Protect yourself from online scams
To protect your identity and cash from online scammers:
- Only allow someone to remotely access your computer if they are from a trusted source, such as your internet service provider (ISP). Scammers will pretend to be your ISP, so use a different contact method to verify their identity.
- Know who you're dealing with. Research a business or person you’re dealing with online. Type in their name and the keyword ‘scam’ for any scam alerts.
- Don’t open suspicious or unknown emails, email attachments, texts or pop up messages. Always delete them. If you’re unsure, verify the identity of the sender independently – not by using the contact details they provide.
- Create passwords which are long, unique and use a mix of random numbers and lower and upper case letters. Make sure you change passwords regularly and don't share them.
- Keep your mobile devices, Wi-Fi network and computers secure. Use antivirus software and keep it up to date. This software will check for malicious computer programmes and monitor files before they are opened.
- Know what software you are installing on your computer or phone.
- Make sure you leave your firewall switched on. A firewall is a security shield that stops scammers getting into your computer.
- Make sure you regularly install updates to your operating system. Install the latest version of your web browser to get the latest inbuilt security features.
- Keep your personal and banking details secure. No genuine company or bank will contact you to ask for your log-in details, such as your password or user id.
- Avoid online offers that are too good to be true. Use a reputable online shopping service. Virtual currencies (like bitcoin) have limited protection so be wary.
- Block third-party and advertising cookies in your mobile browser or computer settings.
Fake websites are easy to set up and look convincing.
Online shopping or auction scams
A common scam online shoppers experience is receiving faulty or lower quality products or even nothing at all. Scammers may just want your credit card details or they may claim to need extra payments for things like shipping, taxes and insurance.
Take care; price comparison websites and online reviews may be fake or inaccurate.
Fake websites are easy to set up and scammers often use names and website addresses that are similar to those of genuine retailers. For added credibility, they sometimes advertise in genuine online directories and on social networking sites. Or they may pay to be in search engines' featured listings.

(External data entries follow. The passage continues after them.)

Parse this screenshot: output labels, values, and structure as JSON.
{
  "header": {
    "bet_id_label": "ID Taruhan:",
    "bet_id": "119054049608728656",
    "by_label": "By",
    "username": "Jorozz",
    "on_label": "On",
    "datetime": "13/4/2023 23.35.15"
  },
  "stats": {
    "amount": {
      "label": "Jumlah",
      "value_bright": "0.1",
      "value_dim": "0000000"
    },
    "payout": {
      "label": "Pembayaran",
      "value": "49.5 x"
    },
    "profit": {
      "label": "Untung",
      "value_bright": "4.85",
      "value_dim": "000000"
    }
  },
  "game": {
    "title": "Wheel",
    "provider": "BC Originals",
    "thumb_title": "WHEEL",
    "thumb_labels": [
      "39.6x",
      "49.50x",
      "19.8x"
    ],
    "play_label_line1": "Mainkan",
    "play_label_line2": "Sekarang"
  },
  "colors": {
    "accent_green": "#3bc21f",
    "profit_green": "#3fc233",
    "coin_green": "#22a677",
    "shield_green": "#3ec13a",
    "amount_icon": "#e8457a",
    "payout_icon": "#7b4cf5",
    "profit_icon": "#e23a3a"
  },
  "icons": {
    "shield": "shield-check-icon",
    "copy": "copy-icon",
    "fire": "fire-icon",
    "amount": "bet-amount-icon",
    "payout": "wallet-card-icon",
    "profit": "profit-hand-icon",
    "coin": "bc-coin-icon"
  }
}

Social media ’buy and sell’ pages are also fair game for scammers. So are ongoing monthly subscription services that offer free or low cost trials. Even after you cancel, your credit card is still being charged.

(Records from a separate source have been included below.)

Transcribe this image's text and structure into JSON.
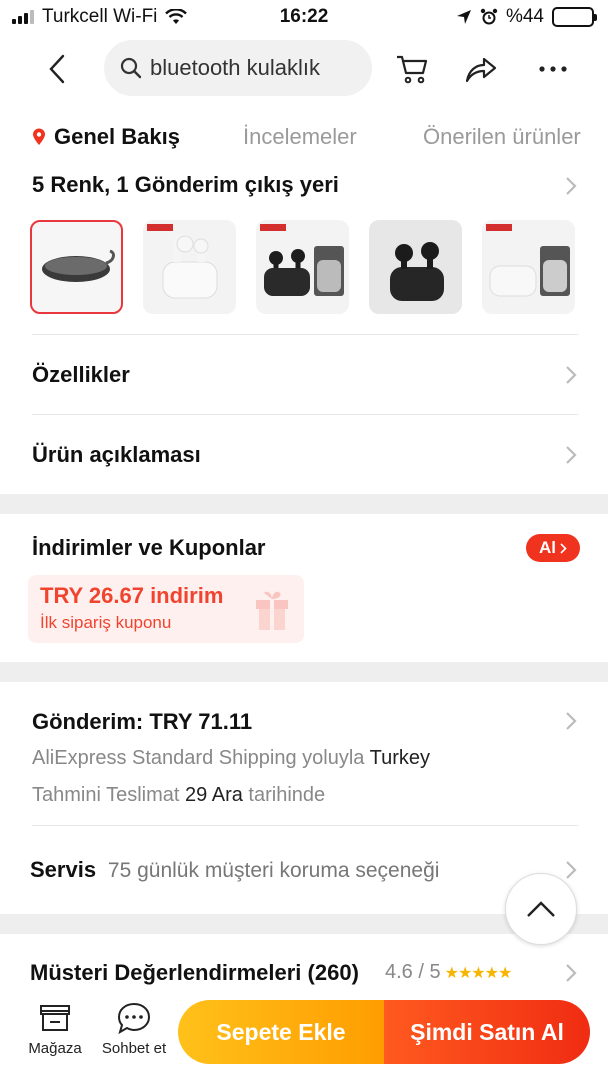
{
  "status_bar": {
    "carrier": "Turkcell Wi-Fi",
    "time": "16:22",
    "battery": "%44",
    "battery_level": 0.44
  },
  "nav": {
    "search_text": "bluetooth kulaklık"
  },
  "tabs": [
    {
      "label": "Genel Bakış",
      "active": true
    },
    {
      "label": "İncelemeler",
      "active": false
    },
    {
      "label": "Önerilen ürünler",
      "active": false
    }
  ],
  "variants": {
    "title": "5 Renk, 1 Gönderim çıkış yeri",
    "selected_index": 0,
    "items": [
      {
        "name": "case"
      },
      {
        "name": "white-earbuds"
      },
      {
        "name": "black-earbuds-gift"
      },
      {
        "name": "black-earbuds"
      },
      {
        "name": "white-case-gift"
      }
    ]
  },
  "rows": {
    "ozellikler": "Özellikler",
    "aciklama": "Ürün açıklaması"
  },
  "coupons": {
    "title": "İndirimler ve Kuponlar",
    "badge": "Al",
    "amount": "TRY 26.67 indirim",
    "subtitle": "İlk sipariş kuponu"
  },
  "shipping": {
    "title": "Gönderim: TRY 71.11",
    "method_prefix": "AliExpress Standard Shipping yoluyla",
    "country": "Turkey",
    "eta_prefix": "Tahmini Teslimat",
    "eta_date": "29 Ara",
    "eta_suffix": "tarihinde"
  },
  "servis": {
    "label": "Servis",
    "text": "75 günlük müşteri koruma seçeneği"
  },
  "reviews": {
    "title": "Müsteri Değerlendirmeleri (260)",
    "rating": "4.6 / 5",
    "stars": "★★★★★"
  },
  "bottom": {
    "store": "Mağaza",
    "chat": "Sohbet et",
    "add_to_cart": "Sepete Ekle",
    "buy_now": "Şimdi Satın Al"
  },
  "colors": {
    "accent": "#f0331e",
    "cart_button": "#ffb30d",
    "coupon_bg": "#fff0f0"
  }
}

Reputable online auction sites like Trade Me have systems to spot scams. Scammers will often try to take you away from auction sites to do a deal. Use the online auction site to complete the transaction.
Phishing and online account scams

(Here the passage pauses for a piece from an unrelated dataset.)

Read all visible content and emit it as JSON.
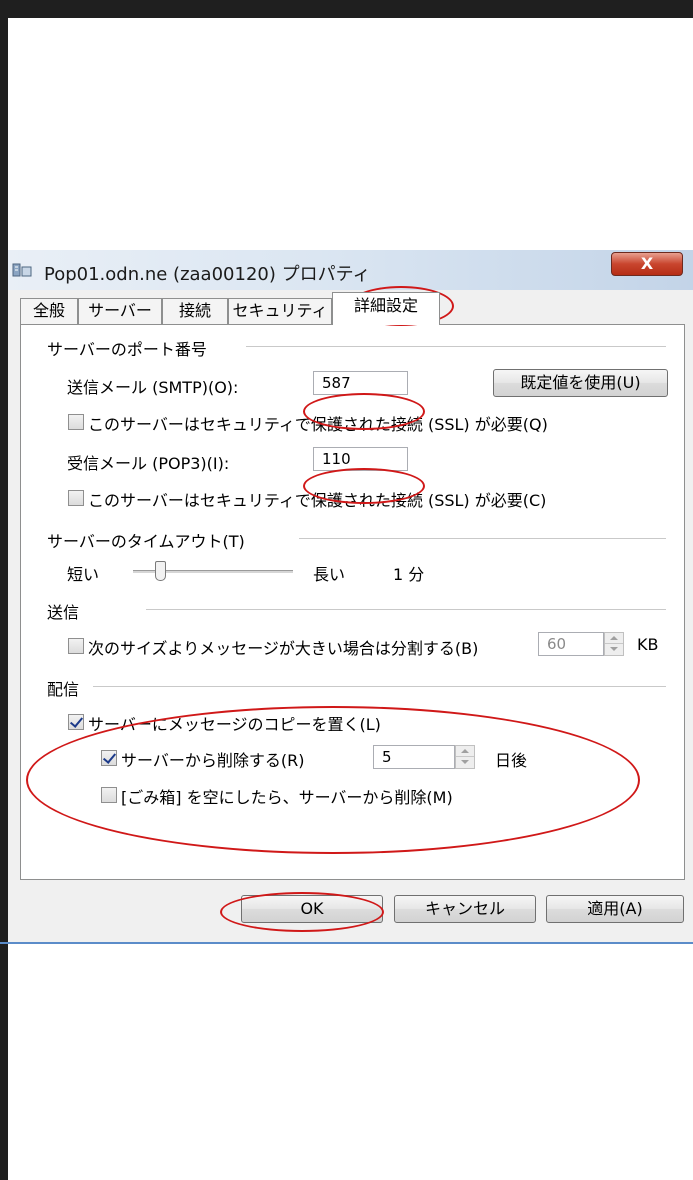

Scammers may use phishing emails or texts to gain your financial details, login and passwords. They will then steal from your account or use your details to commit fraud. You may get an email or a phone call. They may claim there is a problem with your account and ask you to verify your details on a fake copy of the bank’s website. Or they could fake being from a government agency like Inland Revenue and offer you a tax refund.
Online advertising scams
Scammers may hack into online advertisers’ apps that serve the adverts and send you fake adverts online.
Scammers target buyers by placing fake advertisements on real websites for rentals, used cars or other items that are much cheaper than usual. If you show interest, they will claim they are overseas and an agent will deliver the items or keys following payment.
Scammers also respond to genuine advertisements for products or services with a generous offer to buy. They pay by cheque or money order and usually it is more than the agreed price. This is claimed to be by mistake and you are asked for a refund by money transfer. Once this is done you find out their cheque has bounced or the money order was false.
PC Doctor scams
Callers or emails that pretend to be employees of well-known computer companies who have discovered problems or viruses on your computer. They persuade you to give them access to your computer with passwords and security information and then ask for payment and bank details.
Genuine computer companies will never do this. If you need technical help, always call or email your internet service provider's support line or talk to a local computer repair person.